Phileo is a Greek word that speaks of natural warmth and affection. It’s the kind of affinity you can have not only with people, but toward a faithful dog, or your favorite sweater, or a place a patch of woods you grew up in during the days of your youth.
That first sentence in verse 10 is a two for one combo package. There are two words rooted in phileo that have to do with family. There is philastorge, which is understood as the warmth parents have toward children. There is also philadelphia, which is the affection siblings have for one another.
We have a special bond as Christians. On the one hand, it’s sacred. When we worship together, it’s as though we are before the throne of God. But this language requires that there be informality in our love for one another. We are family with natural warmth and joy toward one another.
This meme I saw on Facebook pictures it well…
I think snorting with laughter should be a regular experience in the family of Christ. Love in the church is to have some informality to it. Go ahead and crack each other up. Enjoy being together. That’s love!
3. Be bold with philoxenia.
“ Contribute to the needs of the saints and seek to show hospitality.”
See that word, “hospitality”? It’s “philoxenia.” The root meaning is love for strangers. In recent months, politicians have been using the language of “xenophobia,” the fear of people who are foreign. This is the exact opposite. This means have a warm love and regard for strangers, for people foreign to you.
Christians need love people from a wide variety of backgrounds. That was critical back among the believers of 1st Century Rome. There were blue-color, working-class Jews from a strict, conservative, monotheistic background. Many others were coming fresh out of the pagan temples of Bacchus, Aphrodite, and Zeus. They were so diverse. They were so different. Yet they were called to love one another, not only with the sacrificial love of “agape,” but with the warmth of “philadelphia.”
We 21st Century Californians are also to love in this way. We followers of Christ are to have warmth toward people who are different from us. The church will always be diverse. The church is always bringing new people in. And they need to be received warmly and welcomed with love.

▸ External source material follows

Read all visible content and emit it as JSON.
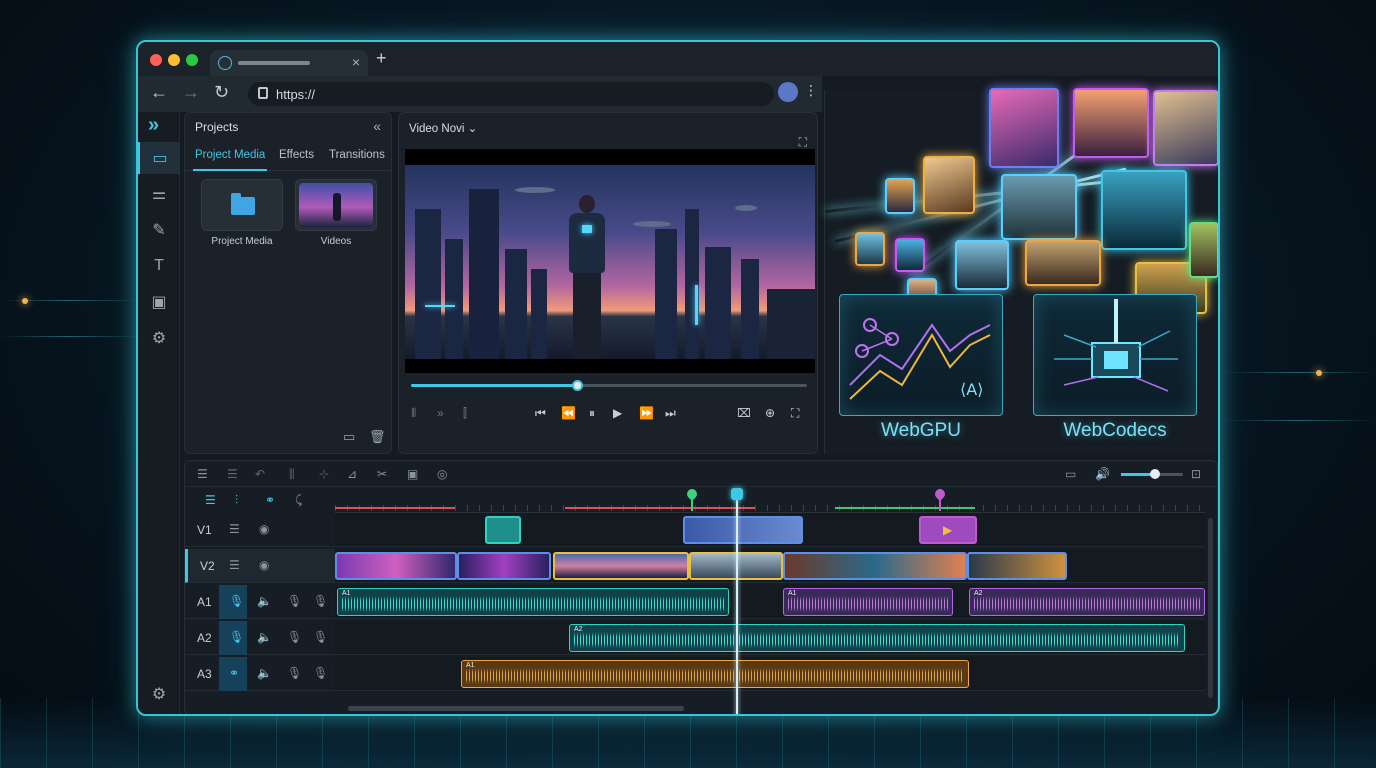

Seek to show hospitality and love to different kinds of people. If you see strangers, run after them. Pursue them. Go after those newcomers. It’s so much easier to run after the people we know and love already. That’s so much more comfortable and easy for most people. Have some boldness. It’s another indispensable aspect of love!
God has poured His love into our hearts by the Holy Spirit. Let’s pour that love out on others. Happy Valentine’s Day!